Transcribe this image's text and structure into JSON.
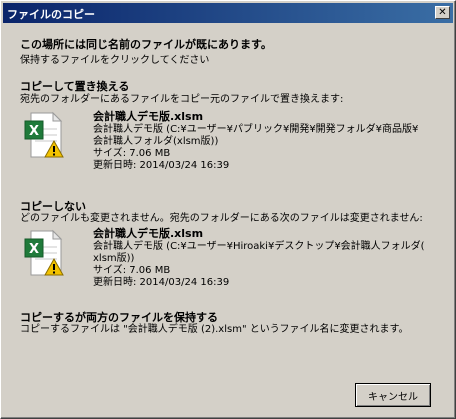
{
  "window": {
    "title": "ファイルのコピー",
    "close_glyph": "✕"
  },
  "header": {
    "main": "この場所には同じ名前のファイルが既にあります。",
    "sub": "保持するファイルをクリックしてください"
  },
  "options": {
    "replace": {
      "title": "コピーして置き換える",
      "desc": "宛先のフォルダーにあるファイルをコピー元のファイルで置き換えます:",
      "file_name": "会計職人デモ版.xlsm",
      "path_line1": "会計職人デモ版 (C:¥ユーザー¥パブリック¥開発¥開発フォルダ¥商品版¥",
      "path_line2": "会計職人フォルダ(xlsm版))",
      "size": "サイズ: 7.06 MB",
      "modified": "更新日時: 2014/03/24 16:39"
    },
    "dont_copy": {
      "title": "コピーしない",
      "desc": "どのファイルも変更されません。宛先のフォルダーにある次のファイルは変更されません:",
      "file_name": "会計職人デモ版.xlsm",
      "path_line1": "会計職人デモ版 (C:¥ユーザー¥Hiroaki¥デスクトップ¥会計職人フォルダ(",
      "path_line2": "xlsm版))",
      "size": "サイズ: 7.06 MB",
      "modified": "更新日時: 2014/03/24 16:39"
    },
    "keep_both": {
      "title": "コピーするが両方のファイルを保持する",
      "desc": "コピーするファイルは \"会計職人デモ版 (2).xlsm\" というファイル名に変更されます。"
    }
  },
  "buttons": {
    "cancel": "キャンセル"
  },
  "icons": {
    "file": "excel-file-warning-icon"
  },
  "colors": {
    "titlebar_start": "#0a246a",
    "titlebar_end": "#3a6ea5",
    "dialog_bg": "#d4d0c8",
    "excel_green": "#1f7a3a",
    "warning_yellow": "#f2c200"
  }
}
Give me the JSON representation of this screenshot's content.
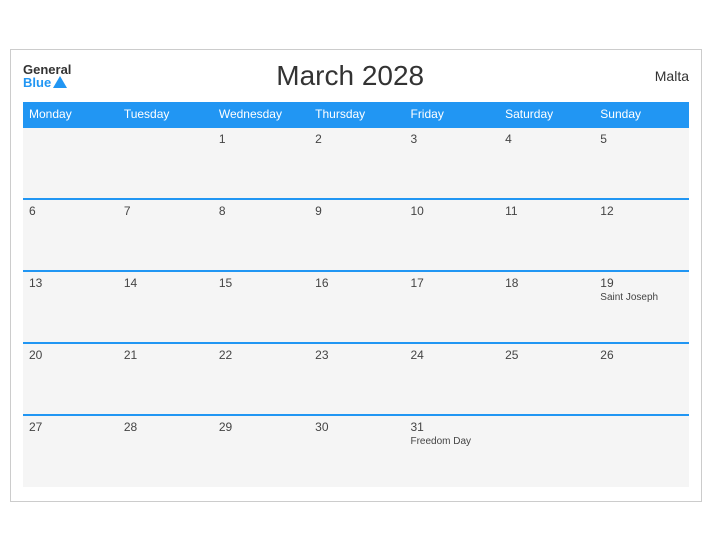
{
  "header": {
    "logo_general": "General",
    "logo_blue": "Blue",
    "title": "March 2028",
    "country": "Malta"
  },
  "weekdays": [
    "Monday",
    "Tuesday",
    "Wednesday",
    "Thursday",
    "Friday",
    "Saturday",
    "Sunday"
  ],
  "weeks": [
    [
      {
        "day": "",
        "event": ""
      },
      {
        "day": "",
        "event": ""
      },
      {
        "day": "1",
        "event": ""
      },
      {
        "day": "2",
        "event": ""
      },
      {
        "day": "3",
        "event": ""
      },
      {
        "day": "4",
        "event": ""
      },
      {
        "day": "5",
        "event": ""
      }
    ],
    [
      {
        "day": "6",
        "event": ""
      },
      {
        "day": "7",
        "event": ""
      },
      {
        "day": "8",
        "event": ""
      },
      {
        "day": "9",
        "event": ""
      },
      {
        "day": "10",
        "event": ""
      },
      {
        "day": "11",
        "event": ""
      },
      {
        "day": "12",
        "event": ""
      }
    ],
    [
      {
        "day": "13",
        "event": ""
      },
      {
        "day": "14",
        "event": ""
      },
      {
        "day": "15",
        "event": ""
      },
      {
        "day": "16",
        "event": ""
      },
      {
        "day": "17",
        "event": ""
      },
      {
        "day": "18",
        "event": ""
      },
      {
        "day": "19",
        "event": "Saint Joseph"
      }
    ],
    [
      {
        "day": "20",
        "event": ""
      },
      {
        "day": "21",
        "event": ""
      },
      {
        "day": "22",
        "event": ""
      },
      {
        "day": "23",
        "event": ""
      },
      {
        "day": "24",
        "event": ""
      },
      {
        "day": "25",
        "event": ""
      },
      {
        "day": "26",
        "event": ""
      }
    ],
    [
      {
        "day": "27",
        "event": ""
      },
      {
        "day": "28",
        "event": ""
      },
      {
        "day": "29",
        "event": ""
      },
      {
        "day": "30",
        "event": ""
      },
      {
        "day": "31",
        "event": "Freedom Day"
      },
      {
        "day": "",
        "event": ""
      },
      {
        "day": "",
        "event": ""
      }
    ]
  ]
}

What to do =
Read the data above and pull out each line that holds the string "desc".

Written response =
      "desc": "宛先のフォルダーにあるファイルをコピー元のファイルで置き換えます:",
      "desc": "どのファイルも変更されません。宛先のフォルダーにある次のファイルは変更されません:",
      "desc": "コピーするファイルは \"会計職人デモ版 (2).xlsm\" というファイル名に変更されます。"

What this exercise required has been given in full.